How does a project get approved in one council but not in the council next door? The answer has to do with the rules governing such decisions, which are not always transparent or formalised in legislation and regulation. Dr Bettini’s research seeks to uncover not just the influence of known laws and regulations on decision-making, but also the tacit understandings in the urban water sector. Collectively, these formal and informal conventions and understandings – some open, some hidden – are known as “rules-in-use”.
Dr Bettini explains with an example. You walk into a meeting and automatically – almost unconsciously – you switch off your mobile phone. The repercussions of not turning off your phone are small, but most people still conform because it has become a social convention. This is a “rule-in-use” – an informal shared understanding.
In exploring how these rules-in-use are interpreted, used, and changed in professional practice, Dr Bettini’s PhD research found three classes of dynamic influences on institutions: maintaining dynamics (perpetuating existing rules), creating dynamics (opening rules to reinterpretation), and disrupting dynamics (challenging the status quo).

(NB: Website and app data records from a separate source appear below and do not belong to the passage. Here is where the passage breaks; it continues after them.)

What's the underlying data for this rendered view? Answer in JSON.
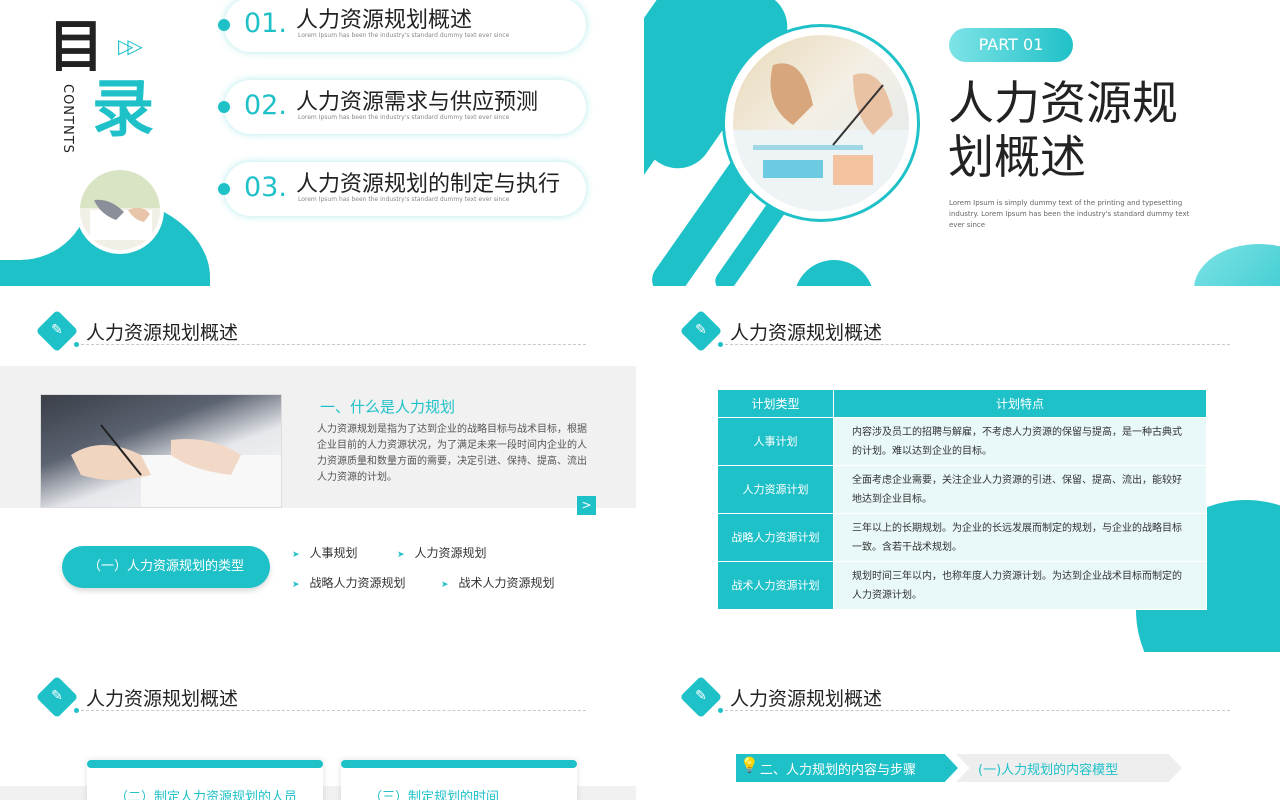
{
  "slide1": {
    "mu": "目",
    "lu": "录",
    "contnts": "CONTNTS",
    "toc": [
      {
        "num": "01.",
        "title": "人力资源规划概述",
        "sub": "Lorem Ipsum has been the industry's standard dummy text ever since"
      },
      {
        "num": "02.",
        "title": "人力资源需求与供应预测",
        "sub": "Lorem Ipsum has been the industry's standard dummy text ever since"
      },
      {
        "num": "03.",
        "title": "人力资源规划的制定与执行",
        "sub": "Lorem Ipsum has been the industry's standard dummy text ever since"
      }
    ]
  },
  "slide2": {
    "part": "PART 01",
    "title": "人力资源规划概述",
    "desc": "Lorem Ipsum is simply dummy text of the printing and typesetting industry. Lorem Ipsum has been the industry's standard dummy text ever since"
  },
  "slide3": {
    "header": "人力资源规划概述",
    "heading": "一、什么是人力规划",
    "paragraph": "人力资源规划是指为了达到企业的战略目标与战术目标，根据企业目前的人力资源状况，为了满足未来一段时间内企业的人力资源质量和数量方面的需要，决定引进、保持、提高、流出人力资源的计划。",
    "arrow": ">",
    "pill": "（一）人力资源规划的类型",
    "types": [
      "人事规划",
      "人力资源规划",
      "战略人力资源规划",
      "战术人力资源规划"
    ],
    "bullet": "➤"
  },
  "slide4": {
    "header": "人力资源规划概述",
    "table": {
      "head": [
        "计划类型",
        "计划特点"
      ],
      "rows": [
        {
          "type": "人事计划",
          "desc": "内容涉及员工的招聘与解雇，不考虑人力资源的保留与提高，是一种古典式的计划。难以达到企业的目标。"
        },
        {
          "type": "人力资源计划",
          "desc": "全面考虑企业需要，关注企业人力资源的引进、保留、提高、流出，能较好地达到企业目标。"
        },
        {
          "type": "战略人力资源计划",
          "desc": "三年以上的长期规划。为企业的长远发展而制定的规划，与企业的战略目标一致。含若干战术规划。"
        },
        {
          "type": "战术人力资源计划",
          "desc": "规划时间三年以内，也称年度人力资源计划。为达到企业战术目标而制定的人力资源计划。"
        }
      ]
    }
  },
  "slide5": {
    "header": "人力资源规划概述",
    "cards": [
      "（二）制定人力资源规划的人员",
      "（三）制定规划的时间"
    ]
  },
  "slide6": {
    "header": "人力资源规划概述",
    "step1": "二、人力规划的内容与步骤",
    "step2": "(一)人力规划的内容模型"
  },
  "colors": {
    "accent": "#1fc1c8",
    "light": "#e9f8f9"
  },
  "icons": {
    "play": "play-icon",
    "edit": "edit-icon",
    "bulb": "bulb-icon"
  }
}
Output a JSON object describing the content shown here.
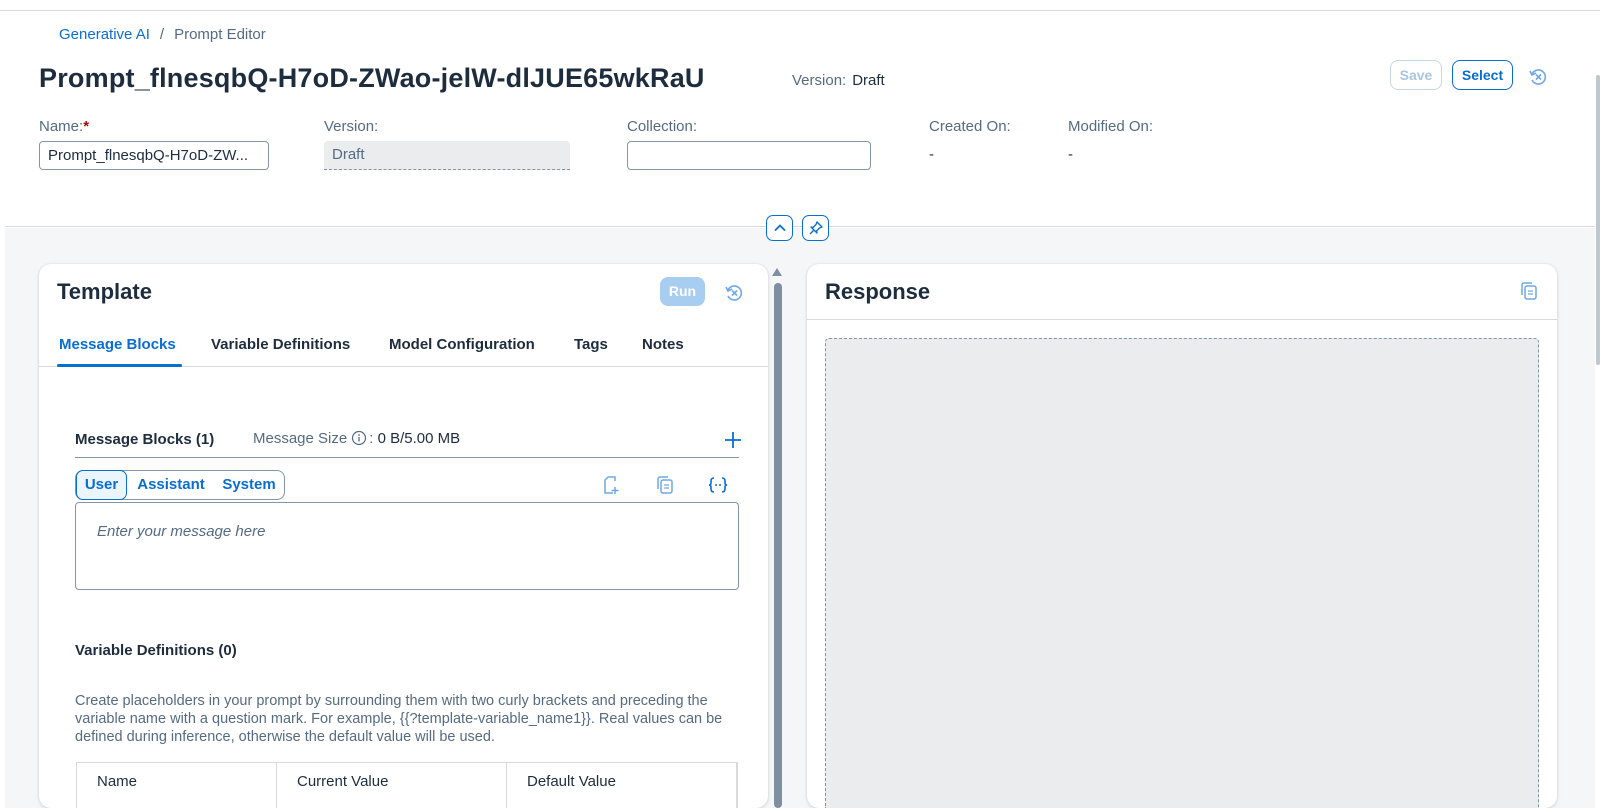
{
  "breadcrumb": {
    "parent": "Generative AI",
    "separator": "/",
    "current": "Prompt Editor"
  },
  "header": {
    "title": "Prompt_flnesqbQ-H7oD-ZWao-jelW-dlJUE65wkRaU",
    "version_label": "Version:",
    "version_value": "Draft",
    "save_label": "Save",
    "select_label": "Select"
  },
  "fields": {
    "name_label": "Name:",
    "name_required": "*",
    "name_value": "Prompt_flnesqbQ-H7oD-ZW...",
    "version_label": "Version:",
    "version_value": "Draft",
    "collection_label": "Collection:",
    "collection_value": "",
    "created_label": "Created On:",
    "created_value": "-",
    "modified_label": "Modified On:",
    "modified_value": "-"
  },
  "template": {
    "title": "Template",
    "run_label": "Run",
    "tabs": [
      "Message Blocks",
      "Variable Definitions",
      "Model Configuration",
      "Tags",
      "Notes"
    ],
    "active_tab": "Message Blocks",
    "message_blocks_title": "Message Blocks (1)",
    "message_size_label": "Message Size",
    "message_size_sep": ":",
    "message_size_value": "0 B/5.00 MB",
    "roles": [
      "User",
      "Assistant",
      "System"
    ],
    "selected_role": "User",
    "message_placeholder": "Enter your message here",
    "variable_definitions_title": "Variable Definitions (0)",
    "variable_definitions_desc": "Create placeholders in your prompt by surrounding them with two curly brackets and preceding the variable name with a question mark. For example, {{?template-variable_name1}}. Real values can be defined during inference, otherwise the default value will be used.",
    "table_headers": [
      "Name",
      "Current Value",
      "Default Value"
    ]
  },
  "response": {
    "title": "Response"
  },
  "colors": {
    "accent": "#0a6ed1",
    "text": "#1d2d3e",
    "muted": "#556b82",
    "required": "#aa0808"
  },
  "icons": [
    "cancel-icon",
    "chevron-up-icon",
    "pin-icon",
    "info-icon",
    "add-icon",
    "add-file-icon",
    "copy-icon",
    "variable-braces-icon"
  ]
}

Comparing Adelaide and Perth
These two theories – rules-in-use and institutional dynamics – were then used to compare how Perth and Adelaide’s water sectors responded to the decade of drying climate in the 2000s. Data were gathered through workshops with policy makers and with practitioners on the ground, and the results highlighted divergent policy responses. Perth had noticeably more maintaining activity in the urban water sector. Not only were existing rules and structures reinforced, on the whole the professional and organisational culture acted as a disincentive to creating new rules. One workshop participant summed up this practice: “Everyone knows what their comfort zone is, what they know and love and have been doing for the last 30 or 40 years.”
In contrast, Adelaide had more disruptive and creating activities, and therefore more “outside the box” thinking. The political and cultural environment was more supportive of reinterpreting rules or challenging the status quo. Citizens engaged with water issues, and media coverage of the Murray River debates prompted extensive public discourse on water scarcity in the city and the solutions that could solve it. This, coupled with mounting scientific evidence, created a strong political imperative to come up with new approaches. As one participant said: “People were rightly asking questions about, well, business as usual.”
Unlocking hidden barriers
What does this theoretical discussion of institutional change have to do with the more practical aspects of urban water management? “To date a lot of the discussion has been around how we’ve got the technical solutions but the institutions are the barriers. We need to change them, so how do we do that?” said Dr Bettini. “This research is starting to shed a bit of light on how that change happens.”
Another benefit is that the research reveals hidden barriers people might not have realised they were facing. A particular world view, the way a problem is framed, an assumption of “causal logic”: these factors can influence decisions, yet are not always made explicit or given their true weight. Dr Bettini’s study helps to bring some of these under-acknowledged influences into the open.
The ultimate goal is overwhelmingly practical – as gritty and grounded as laying a pipe to a new suburb. “Once you’ve uncovered this hidden world of what’s going on, you can start to use that knowledge to actually seek the change that you want,” said Dr Bettini.
Greg Foyster for the Mind Your Way team